Search for information using a variety of sources. For example, library catalogs may guide you to books and chapters of books, films, music, or other types of media.

Library databases will help you find articles within the database. Each database contains specialized, unique content (although there will be some overlap in the articles found in each database). Dissertations represent new research; the bibliographies may help identify key research you will also review.

Books

Articles

Dissertations

Websites

Test Instruments

Print indexes in the field may also be appropriate. Contact your subject librarian for assistance with searching in paper indexes.

Expand your search

After collecting all the relevant books, articles, dissertations and other materials, expand your search.

Helpful materials contain more than just the study or results presented; often the bibliographies and references of helpful materials help cast the research net wider.

Trace research backward by checking the bibliographies of the most helpful and also the most recent materials collected on a topic. Identify the sources cited that match with your own interest in the topic. Locate those sources. Continue branching backward.

Does your research contain any gaps?

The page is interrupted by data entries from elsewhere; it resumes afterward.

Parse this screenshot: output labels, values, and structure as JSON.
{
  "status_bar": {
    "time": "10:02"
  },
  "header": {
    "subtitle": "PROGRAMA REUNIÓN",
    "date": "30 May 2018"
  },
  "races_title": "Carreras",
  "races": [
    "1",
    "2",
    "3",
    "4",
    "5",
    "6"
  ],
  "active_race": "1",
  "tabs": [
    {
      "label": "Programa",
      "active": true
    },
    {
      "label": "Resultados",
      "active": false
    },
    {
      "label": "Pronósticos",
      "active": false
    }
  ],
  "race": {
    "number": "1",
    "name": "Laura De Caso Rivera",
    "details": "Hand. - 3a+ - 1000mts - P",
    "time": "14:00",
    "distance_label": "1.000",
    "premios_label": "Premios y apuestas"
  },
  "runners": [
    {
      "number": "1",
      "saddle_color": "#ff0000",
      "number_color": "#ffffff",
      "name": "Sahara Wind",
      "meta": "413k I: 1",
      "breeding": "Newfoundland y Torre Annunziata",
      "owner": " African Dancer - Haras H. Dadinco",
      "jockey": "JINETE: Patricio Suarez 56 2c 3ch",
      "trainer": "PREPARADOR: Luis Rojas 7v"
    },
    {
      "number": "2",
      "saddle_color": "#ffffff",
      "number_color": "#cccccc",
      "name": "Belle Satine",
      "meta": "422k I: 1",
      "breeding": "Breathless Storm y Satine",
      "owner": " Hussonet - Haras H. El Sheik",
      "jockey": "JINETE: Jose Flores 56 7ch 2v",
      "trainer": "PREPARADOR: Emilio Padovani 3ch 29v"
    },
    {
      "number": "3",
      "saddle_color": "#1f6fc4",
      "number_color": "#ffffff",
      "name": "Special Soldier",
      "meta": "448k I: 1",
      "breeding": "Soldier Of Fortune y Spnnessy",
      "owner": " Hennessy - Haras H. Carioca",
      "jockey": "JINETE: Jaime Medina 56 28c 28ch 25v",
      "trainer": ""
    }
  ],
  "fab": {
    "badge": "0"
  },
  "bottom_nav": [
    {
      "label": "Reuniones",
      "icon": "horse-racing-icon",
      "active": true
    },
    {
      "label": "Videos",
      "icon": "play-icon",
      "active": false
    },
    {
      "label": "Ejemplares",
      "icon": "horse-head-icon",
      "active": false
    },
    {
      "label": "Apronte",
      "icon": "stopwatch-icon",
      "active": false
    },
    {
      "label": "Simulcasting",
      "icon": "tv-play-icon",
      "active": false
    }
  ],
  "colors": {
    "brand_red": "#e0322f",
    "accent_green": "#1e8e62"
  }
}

Start to address areas where coverage is light or non-existent by searching specifically for those areas--back to the top and identifying a new round of search terms and places to search.

How to know when you are done

Of course, you will feel that you are never done.

However, a point will arrive when searches in different locations no longer find new results related to your topic, and all the material found no longer cites material that has not been found or is not relevant.

Set up journal or search alerts if interested, and move to the next phase of your work.

Who is my librarian?

Each department, school, or program has a librarian assigned to work directly with its faculty and graduate students to provide in-depth research and subject specialization.

Click here to find a listing of subject librarians.

Do you ILLiad?

ILLiad is the BGSU Libraries interlibrary loan (ILL) system.

Log in to your ILLiad account in a separate window while searching for books and articles; this saves typing much of the citation information needed when requesting articles.

ILLiad FAQ

Register for ILLiad here. This account is separate from other accounts you may have at BGSU, including your library account. You will need to create a username and password to request and retrieve materials.

Dissertation Calculator

Created by the University of Minnesota Libraries, the Dissertation Calculator breaks down the process of writing a dissertation into discrete elements.

Many resources recommended to U of M students are also available to students and researchers at Bowling Green State University.